A: What are some of the key contemporary themes your emerging artists are addressing?  How do they tap into timely issues facing the world today?
The pandemic has influenced several collections of work – from a very personal response to the loss of a loved one to the importance of our connection with the landscape and our sense of being. Viewers can explore the powerful sense of identity that is formed from the generational suppression of a culture, and how that resonates and manifests in art. Elsewhere, students explore the impact of global brands in our product-driven western culture; look at addiction and mental health; and delight in the experience of beachcombing with a parent.

A: What’s next for Carmarthen School of Art?
PPD: To build on the links between the school and external organisations.
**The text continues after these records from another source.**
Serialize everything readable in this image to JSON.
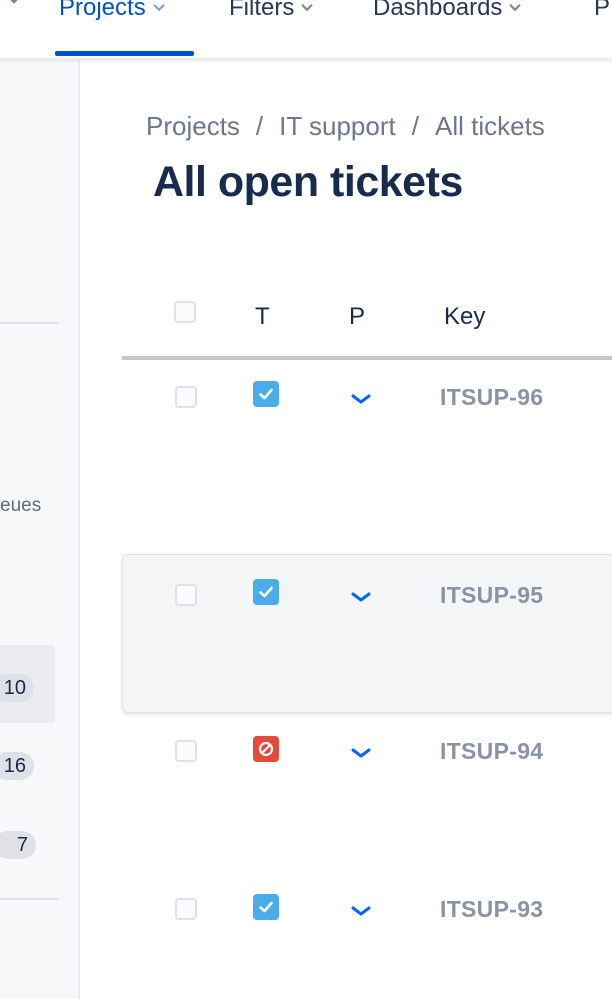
{
  "topnav": {
    "items": [
      {
        "label": "Projects",
        "active": true
      },
      {
        "label": "Filters",
        "active": false
      },
      {
        "label": "Dashboards",
        "active": false
      },
      {
        "label": "P",
        "active": false
      }
    ]
  },
  "sidebar": {
    "queues_label_fragment": "eues",
    "counts": [
      "10",
      "16",
      "7"
    ]
  },
  "breadcrumb": {
    "items": [
      "Projects",
      "IT support",
      "All tickets"
    ],
    "separator": "/"
  },
  "page_title": "All open tickets",
  "table": {
    "headers": {
      "type": "T",
      "priority": "P",
      "key": "Key"
    },
    "rows": [
      {
        "key": "ITSUP-96",
        "type_icon": "task-check-icon",
        "priority_icon": "low-priority-chevron-icon"
      },
      {
        "key": "ITSUP-95",
        "type_icon": "task-check-icon",
        "priority_icon": "low-priority-chevron-icon"
      },
      {
        "key": "ITSUP-94",
        "type_icon": "blocked-icon",
        "priority_icon": "low-priority-chevron-icon"
      },
      {
        "key": "ITSUP-93",
        "type_icon": "task-check-icon",
        "priority_icon": "low-priority-chevron-icon"
      }
    ]
  },
  "colors": {
    "accent": "#0052cc",
    "task_icon": "#4bade8",
    "blocked_icon": "#e5493a",
    "priority_low": "#0065ff",
    "key_text": "#8993a4"
  }
}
This provides invaluable insights and opportunities for our students. To give a small flavour of what we already do, our Fashion students take part in Graduate Fashion Week London. Art & Design Multidisciplinary, Textiles, Ceramics & Jewellery, Concept Art & Illustration and 3D Design & Virtual Reality courses showcase their work in New Designers London. The Fine Art and Sculpture courses take part in the Free Range exhibition London. Our sculpture department is part of the larger International Iron community, regularly attending the Sloss Iron Pour in Birmingham, Alabama USA, and the invitational Iron Pours in Wroclaw Poland. Many of our students are also part of Foundry Tree, made up of members of the International Iron Pour Community. Our Fashion course is a member of the British Fashion Council which gives membership access to esteemed industry projects and internships.

We will encourage our students to enter national and international competitions, an area in which our Photography course has had particular success. In addition, we look forward to continuing to welcome leading practitioners within their field, many of which are part of our incredible alumni. As guest speakers, they are invariably extremely generous with their time and insights in their specialisms.

A: What would your advice be to prospective students who are thinking about studying the creative disciplines?
PPD: To visit the college or universities that they are interested in studying at. They should ask themselves: will they be just a number? Will they have excellent contact time with staff and taught time in the workshops and studios? Will they be able to go into, and be welcome in other departments if their creative practice will benefit? Will they have the opportunity to take part in live projects and showcase their work to a wide audience?

We pride ourselves in knowing our students and investing in them to help them achieve their unique aspirations. Students will be taught both contemporary and traditional skills. We support our students to become independent and creative thinkers who are comfortable working independently or as part of a team, and who want to have the opportunity to exhibit and showcase their work locally, nationally and internationally with their peers and professional artists, to allow them to start building their artistic profile before finishing their degree.

A: How can readers get involved with Carmarthen School of Art?
PPD: You can follow us on Facebook and Instagram. View our 2021 Degree Show, or find out more about us here.

There is always a lot going on at the school – from specialist workshops to our unique performance iron pours, and we love to welcome guests to the campus (in these COVID times by appointment please). If you are in the area and would like to have a look around a well-resourced, purpose built art school which is situated in a beautiful part of Wales, please contact to arrange a date and avoid disappointment!

Image Credits:
1. Sal Nordan – BA Hons Photography
2. Stephen Fitzpatrick – BA Hons Photography

3. Zikona Evans – BA Hons Textiles: Knit Weave & Mixed Media
3. Kerry Collison – BA Hons Sculpture: Casting, Carving, Construction
4. Angharad Caines – BA Hons Photography